● Exercise requirements: Wherever "label" appears in the records below, copy the line that holds it.

● Data excerpts:
_ _ _
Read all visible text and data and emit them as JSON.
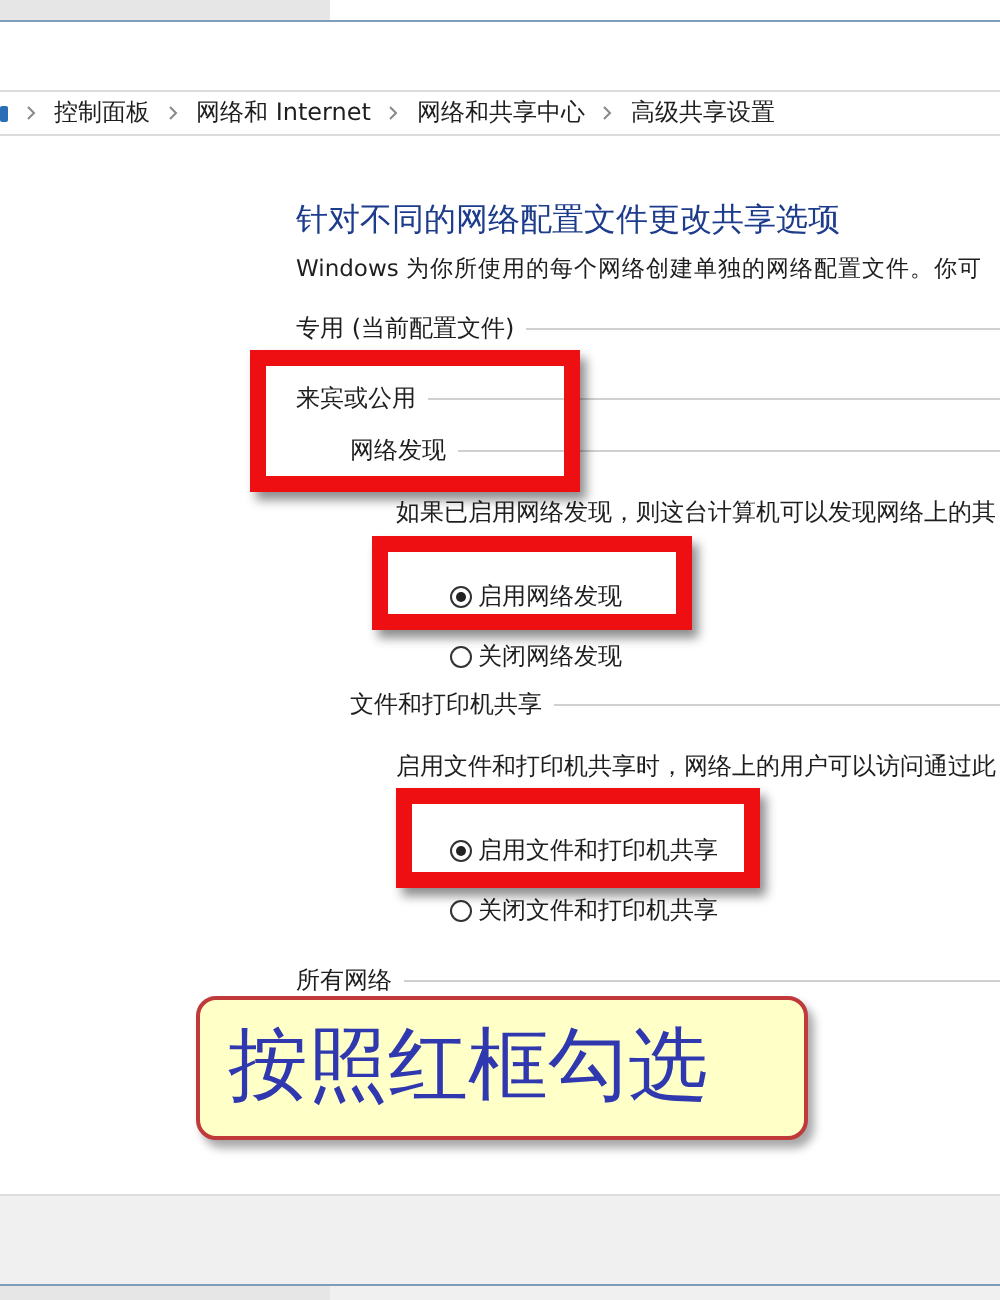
{
  "breadcrumb": [
    "控制面板",
    "网络和 Internet",
    "网络和共享中心",
    "高级共享设置"
  ],
  "heading": "针对不同的网络配置文件更改共享选项",
  "intro": "Windows 为你所使用的每个网络创建单独的网络配置文件。你可",
  "profiles": [
    {
      "name": "专用 (当前配置文件)"
    },
    {
      "name": "来宾或公用",
      "groups": [
        {
          "name": "网络发现",
          "description": "如果已启用网络发现，则这台计算机可以发现网络上的其",
          "options": [
            {
              "label": "启用网络发现",
              "selected": true
            },
            {
              "label": "关闭网络发现",
              "selected": false
            }
          ]
        },
        {
          "name": "文件和打印机共享",
          "description": "启用文件和打印机共享时，网络上的用户可以访问通过此",
          "options": [
            {
              "label": "启用文件和打印机共享",
              "selected": true
            },
            {
              "label": "关闭文件和打印机共享",
              "selected": false
            }
          ]
        }
      ]
    },
    {
      "name": "所有网络"
    }
  ],
  "callout": "按照红框勾选"
}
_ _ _
● Solved exercise:
              "label": "启用网络发现",
              "label": "关闭网络发现",
              "label": "启用文件和打印机共享",
              "label": "关闭文件和打印机共享",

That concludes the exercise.